Traditional grape cultivation systems in Iran and Italy's Soave vineyards were formally recognised on Friday as Globally Important Agricultural Heritage Systems for their use of traditional practices and knowledge while preserving biodiversity and ecosystems.
The sites were designated during a meeting of the GIAHS Scientific Advisory Group taking place in Rome on Wednesday to Friday, the United Nations Food and Agriculture Organisation said in a press release.
Selection criteria include that sites be of global importance, have value as a public good in terms of supporting food and livelihood security, agro-biodiversity, knowledge systems, adapted technologies, and culture, and have outstanding landscapes.
It is the second time that sites in Italy and Iran have been added to the global agricultural heritage systems list, the UN agency said.

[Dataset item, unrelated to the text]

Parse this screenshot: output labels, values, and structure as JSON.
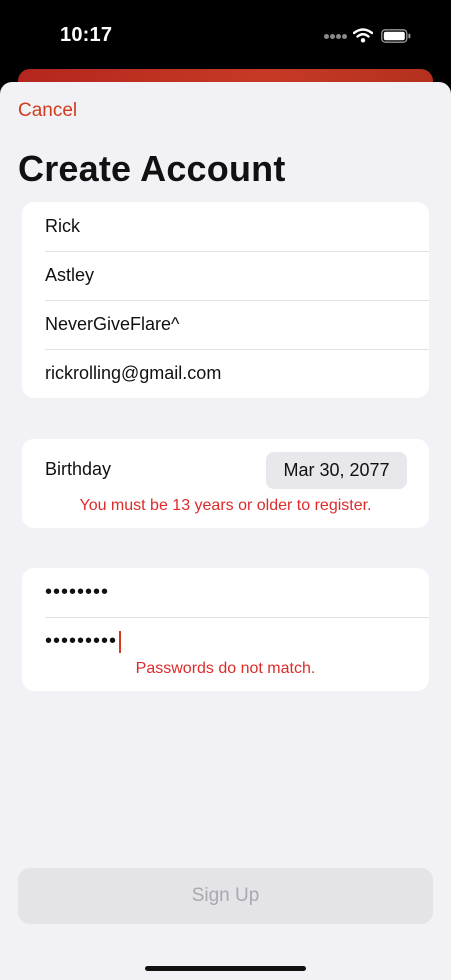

FAO said its global agricultural heritage network now consists of 54 remarkable landscapes in 21 countries around the globe.
The grape and grape-based production system in Jowzan in northwest Iran has a long history and farmers have made the grape cultivation possible in extreme cold conditions thanks to unique techniques, said FAO.
Traditional knowledge and tools allow the farmers to process more than 40 different grape products out of 130 different grape varieties. This, together with higher yield per hectare, unique skills of gardeners, the right sugar level - are all factors that make grapes cultivation and raisins of the Jowzan Valley different from other parts of the country and a best seller.
Over the years, the system has significantly improved local people's living standards, but has also propelled tourism development, and a provided unique opportunity to boost the rural economy, FAO said.
The hills and terraces of Soave represent one of the best-preserved agricultural systems of historical value in Italy's northeast Veneto region, and vine and wine production in the Soave area dates back to the era of the Roman Empire. Soave is one of the most famous Italian wines.
The vineyards in their current state have been maintained by more than 3,000 families for 200 years. This system has kept the traditional ways of growing the local variety of grape Garganega and succeeded in ensuring a sustainable source of income to the various stakeholders involved in the production chain: grape growers, wine producers and bottlers, even during the most difficult times.
Despite being made up of small or micro land parcels, the vineyards have made their mark in the highly competitive wine markets thanks to the strong cooperation and organization of the Soave Farmers Association, which is determined to promote their unique know-how, FAO underlined.